I do not believe in evil. That is, I don’t believe in some kind of universal force of evil, a malevolent influence or being, a Satan or devil or a first thought that is less than pure and perfect.
We seem to use the word evil to describe things which have not yet shown us their best.
One dictionary’s definition of evil calls it “the fact of suffering, misfortune or wrongdoing”, but I reject that such a thing is a fact.
Only four paragraphs in, I realize I’ve already rolled the eyes and lost the confidence of some readers. It’s naive, they must be saying. “If he every experiences evil, God forbid, he’ll recognize it when he sees it,” some must surely be thinking.
But that’s the problem, you see. I have already experienced some of the things that the word labels as evil, but I didn’t experience them that way.
I’m sure of this: I’ve never had an experience that did not ultimately result in good.
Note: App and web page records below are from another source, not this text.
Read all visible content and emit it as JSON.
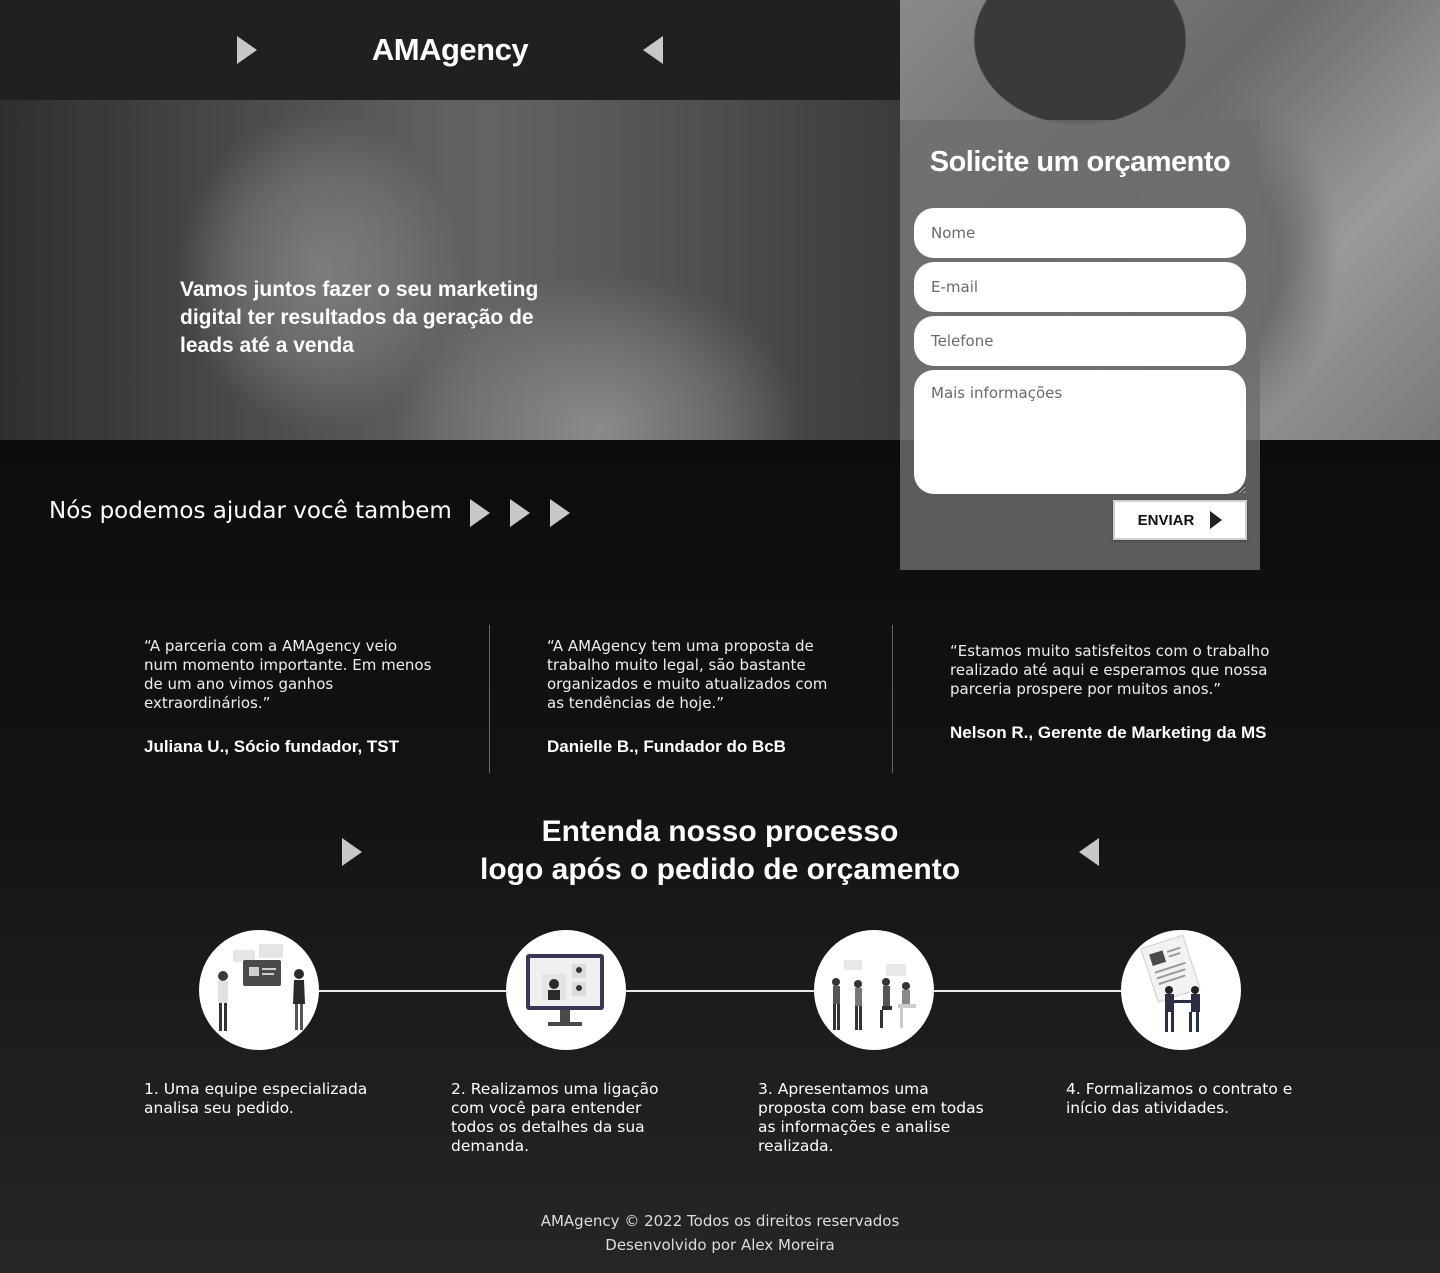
{
  "header": {
    "brand": "AMAgency"
  },
  "hero": {
    "headline": "Vamos juntos fazer o seu marketing digital ter resultados da geração de leads até a venda"
  },
  "form": {
    "title": "Solicite um orçamento",
    "name_placeholder": "Nome",
    "email_placeholder": "E-mail",
    "phone_placeholder": "Telefone",
    "info_placeholder": "Mais informações",
    "submit_label": "ENVIAR"
  },
  "help": {
    "title": "Nós podemos ajudar você tambem"
  },
  "testimonials": [
    {
      "quote": "“A parceria com a AMAgency veio num momento importante. Em menos de um ano vimos ganhos extraordinários.”",
      "author": "Juliana U., Sócio fundador, TST"
    },
    {
      "quote": "“A AMAgency tem uma proposta de trabalho muito legal, são bastante organizados e muito atualizados com as tendências de hoje.”",
      "author": "Danielle B., Fundador do BcB"
    },
    {
      "quote": "“Estamos muito satisfeitos com o trabalho realizado até aqui e esperamos que nossa parceria prospere por muitos anos.”",
      "author": "Nelson R., Gerente de Marketing da MS"
    }
  ],
  "process": {
    "title_line1": "Entenda nosso processo",
    "title_line2": "logo após o pedido de orçamento",
    "steps": [
      {
        "text": "1. Uma equipe especializada analisa seu pedido.",
        "icon": "team-review-illustration"
      },
      {
        "text": "2. Realizamos uma ligação com você para entender todos os detalhes da sua demanda.",
        "icon": "video-call-illustration"
      },
      {
        "text": "3. Apresentamos uma proposta com base em todas as informações e analise realizada.",
        "icon": "presentation-illustration"
      },
      {
        "text": "4. Formalizamos o contrato e início das atividades.",
        "icon": "contract-handshake-illustration"
      }
    ]
  },
  "footer": {
    "copyright": "AMAgency © 2022 Todos os direitos reservados",
    "developer": "Desenvolvido por Alex Moreira"
  },
  "colors": {
    "header_bg": "#202020",
    "form_panel": "#6e6e6e",
    "page_bg": "#0e0e0e",
    "accent_arrow": "#c8c8c8"
  }
}
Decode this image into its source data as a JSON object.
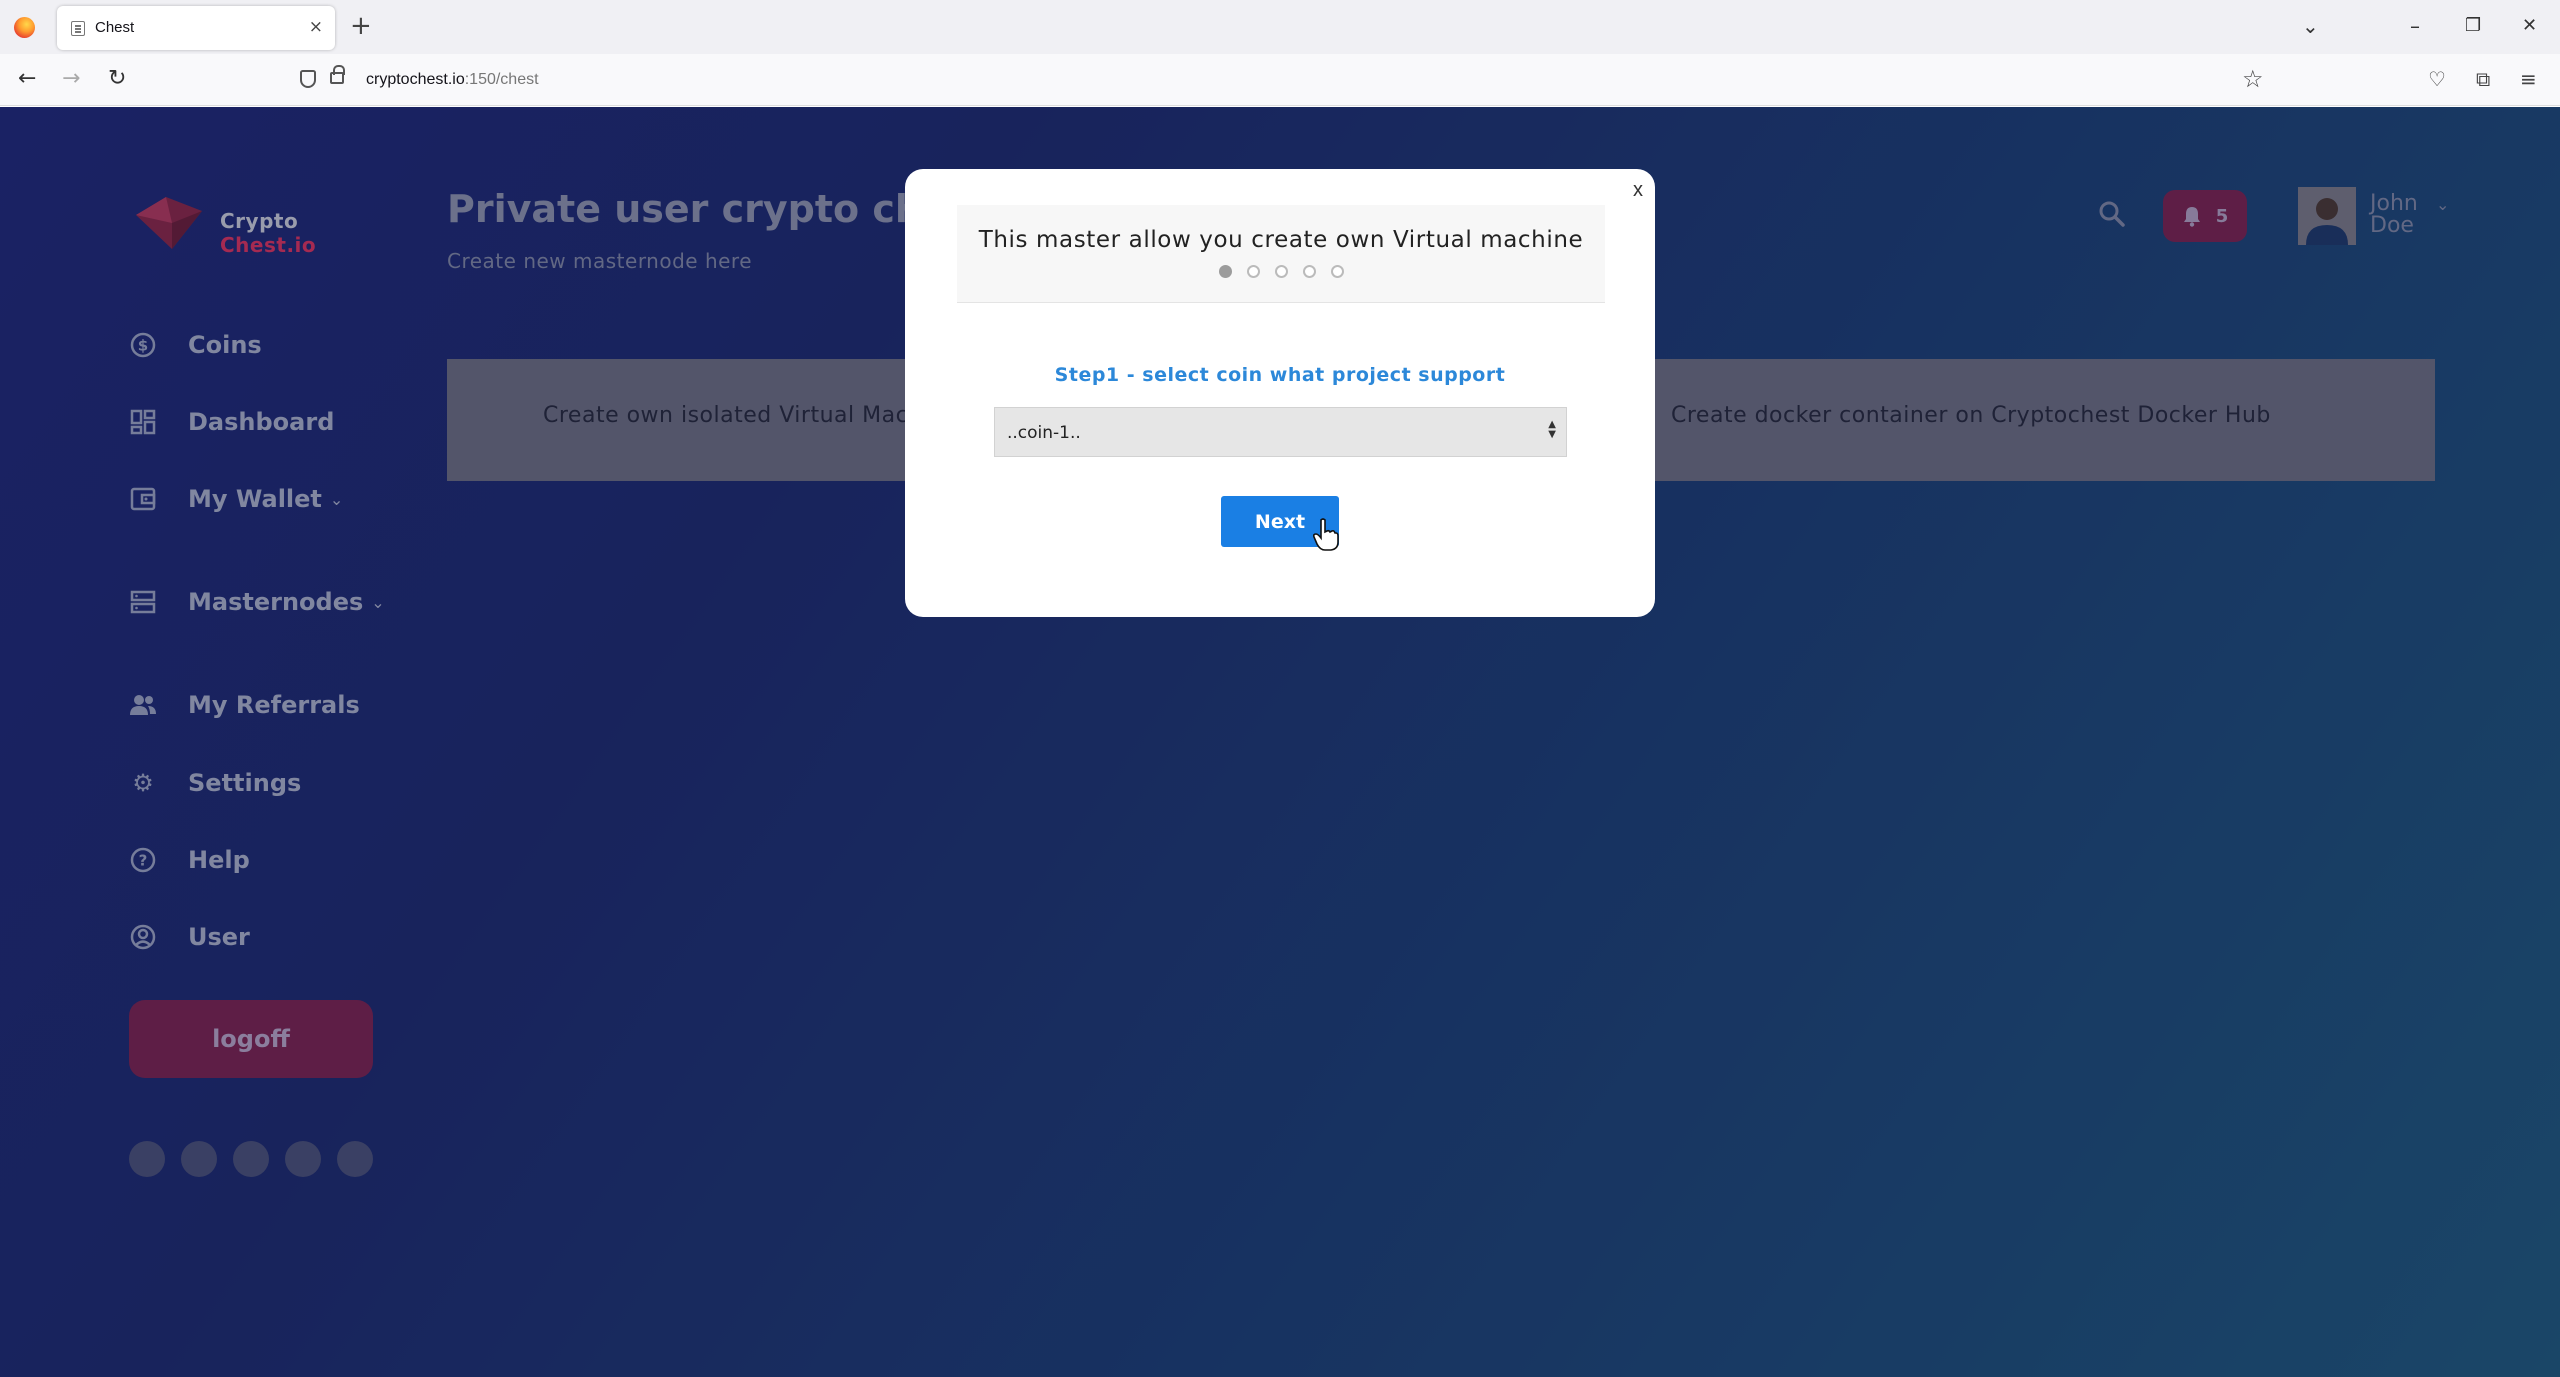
{
  "browser": {
    "tab_title": "Chest",
    "tab_close": "×",
    "new_tab": "+",
    "url_host": "cryptochest.io",
    "url_path": ":150/chest",
    "win_list": "⌄",
    "win_minimize": "–",
    "win_restore": "❐",
    "win_close": "✕"
  },
  "app": {
    "logo_text_main": "Crypto ",
    "logo_text_accent": "Chest.io",
    "page_title": "Private user crypto chest",
    "page_subtitle": "Create new masternode here",
    "sidebar": [
      {
        "label": "Coins",
        "icon": "dollar-circle-icon"
      },
      {
        "label": "Dashboard",
        "icon": "dashboard-grid-icon"
      },
      {
        "label": "My Wallet",
        "icon": "wallet-icon"
      },
      {
        "label": "Masternodes",
        "icon": "server-icon"
      },
      {
        "label": "My Referrals",
        "icon": "users-icon"
      },
      {
        "label": "Settings",
        "icon": "gear-icon"
      },
      {
        "label": "Help",
        "icon": "help-circle-icon"
      },
      {
        "label": "User",
        "icon": "user-circle-icon"
      }
    ],
    "logoff_label": "logoff",
    "notifications_count": "5",
    "user_first": "John",
    "user_last": "Doe",
    "option_vm": "Create own isolated Virtual Mach",
    "option_docker": "Create docker container on Cryptochest Docker Hub"
  },
  "modal": {
    "close_label": "x",
    "title": "This master allow you create own Virtual machine",
    "step_count": 5,
    "active_step": 1,
    "step_label": "Step1 - select coin what project support",
    "select_value": "..coin-1..",
    "next_label": "Next"
  },
  "colors": {
    "accent_blue": "#1a7fe4",
    "accent_red": "#d8345f"
  }
}
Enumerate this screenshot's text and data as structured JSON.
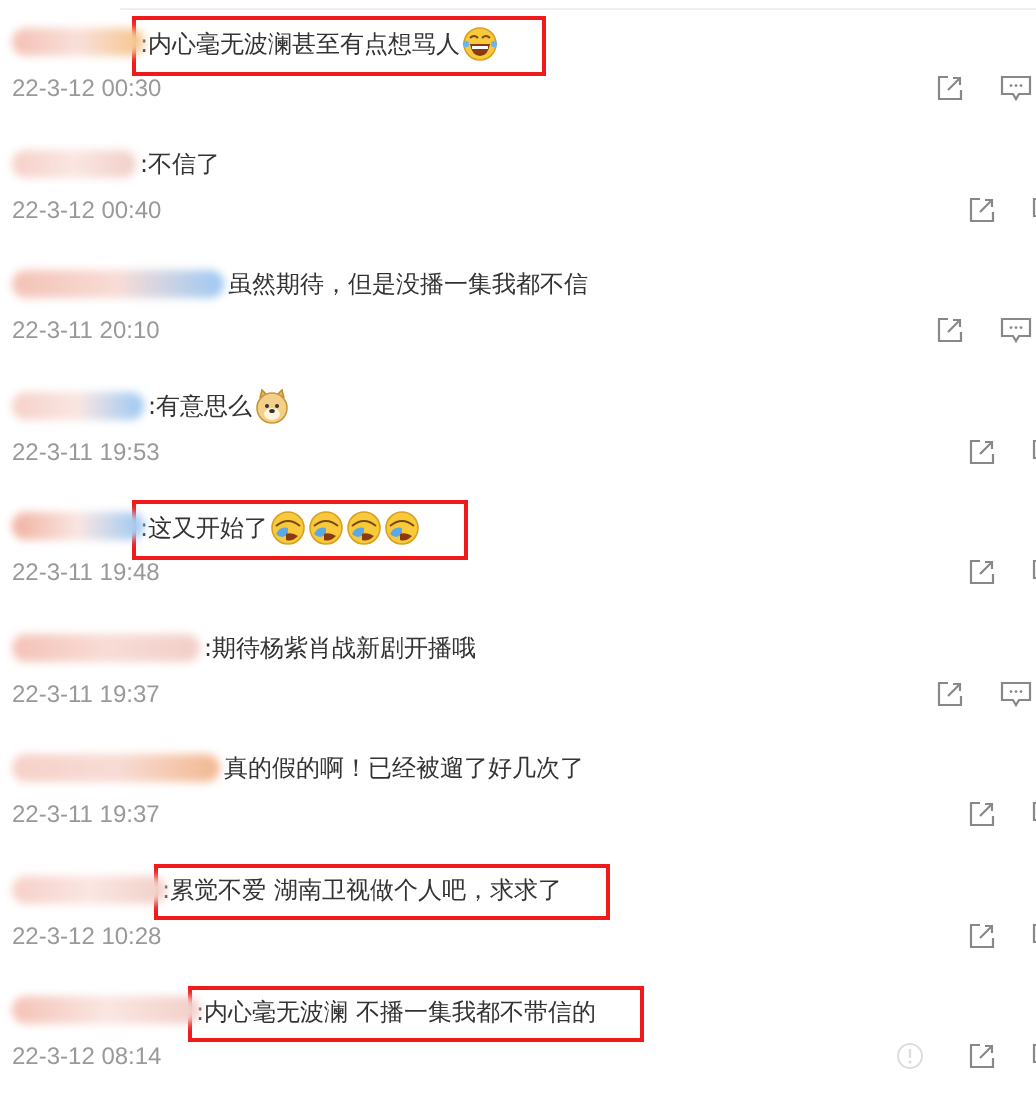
{
  "comments": [
    {
      "text": ":内心毫无波澜甚至有点想骂人",
      "emojis": [
        {
          "kind": "laugh-cry"
        }
      ],
      "time": "22-3-12 00:30",
      "highlighted": true,
      "reply_full": true,
      "report_icon": false
    },
    {
      "text": ":不信了",
      "time": "22-3-12 00:40",
      "highlighted": false,
      "reply_full": false,
      "report_icon": false
    },
    {
      "text": "虽然期待，但是没播一集我都不信",
      "time": "22-3-11 20:10",
      "highlighted": false,
      "reply_full": true,
      "report_icon": false
    },
    {
      "text": ":有意思么",
      "emojis": [
        {
          "kind": "dog"
        }
      ],
      "time": "22-3-11 19:53",
      "highlighted": false,
      "reply_full": false,
      "report_icon": false
    },
    {
      "text": ":这又开始了",
      "emojis": [
        {
          "kind": "cover-face"
        },
        {
          "kind": "cover-face"
        },
        {
          "kind": "cover-face"
        },
        {
          "kind": "cover-face"
        }
      ],
      "time": "22-3-11 19:48",
      "highlighted": true,
      "reply_full": false,
      "report_icon": false
    },
    {
      "text": ":期待杨紫肖战新剧开播哦",
      "time": "22-3-11 19:37",
      "highlighted": false,
      "reply_full": true,
      "report_icon": false
    },
    {
      "text": "真的假的啊！已经被遛了好几次了",
      "time": "22-3-11 19:37",
      "highlighted": false,
      "reply_full": false,
      "report_icon": false
    },
    {
      "text": ":累觉不爱 湖南卫视做个人吧，求求了",
      "time": "22-3-12 10:28",
      "highlighted": true,
      "reply_full": false,
      "report_icon": false
    },
    {
      "text": ":内心毫无波澜 不播一集我都不带信的",
      "time": "22-3-12 08:14",
      "highlighted": true,
      "reply_full": false,
      "report_icon": true
    }
  ]
}
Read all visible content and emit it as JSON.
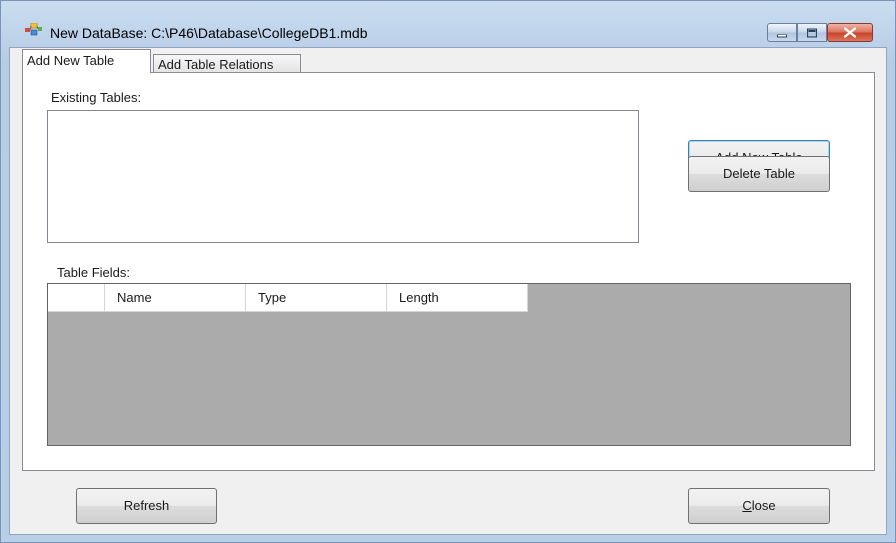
{
  "window": {
    "title": "New DataBase: C:\\P46\\Database\\CollegeDB1.mdb",
    "icon": "database-app-icon",
    "controls": {
      "minimize": "minimize-icon",
      "maximize": "maximize-icon",
      "close": "close-icon"
    }
  },
  "tabs": [
    {
      "label": "Add New Table",
      "active": true
    },
    {
      "label": "Add Table Relations",
      "active": false
    }
  ],
  "existing_tables": {
    "label": "Existing Tables:",
    "items": []
  },
  "buttons": {
    "add_new_table": "Add New Table",
    "delete_table": "Delete Table"
  },
  "table_fields": {
    "label": "Table Fields:",
    "columns": [
      "",
      "Name",
      "Type",
      "Length"
    ],
    "rows": []
  },
  "footer": {
    "refresh": "Refresh",
    "close_mnemonic": "C",
    "close_rest": "lose"
  },
  "colors": {
    "grid_background": "#ababab",
    "title_bar": "#c9dcf0",
    "close_button": "#c8412a"
  }
}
All things work together for good, so they say.
Some things appear senseless, random, meaningless or cruel to me at this moment. There are too many qualifiers in that statement, however, for me to even consider calling those events evil. They appear but may not actually be. They appear to me but may be different to someone else. They appear to me at this moment, but time’s passage often changes perspectives.
I don’t think I’m failing to include anything in the thought process that brought me to my conclusion that evil is a fabrication. I haven’t forgotten about drive-by shootings, terrorist attacks, terrible diseases or lives torn apart by abuses. Whether those events are good or evil depends upon where the participants choose to focus. Lives can be destroyed by things less dramatic than these, but circumstances this dire don’t always impact lives negatively.
I accept nothing less than pure, loving perfection from my universe, and it does not disappoint. What do you expect?
Gip Plaster is a web content writer. Previously a journalist, online bookseller and even a corporate advertising guy, Gip now specialize in writing high-quality content for websites — his and other people’s. Visit Gip’s Front Yard (www.gipsfrontyard.com) too.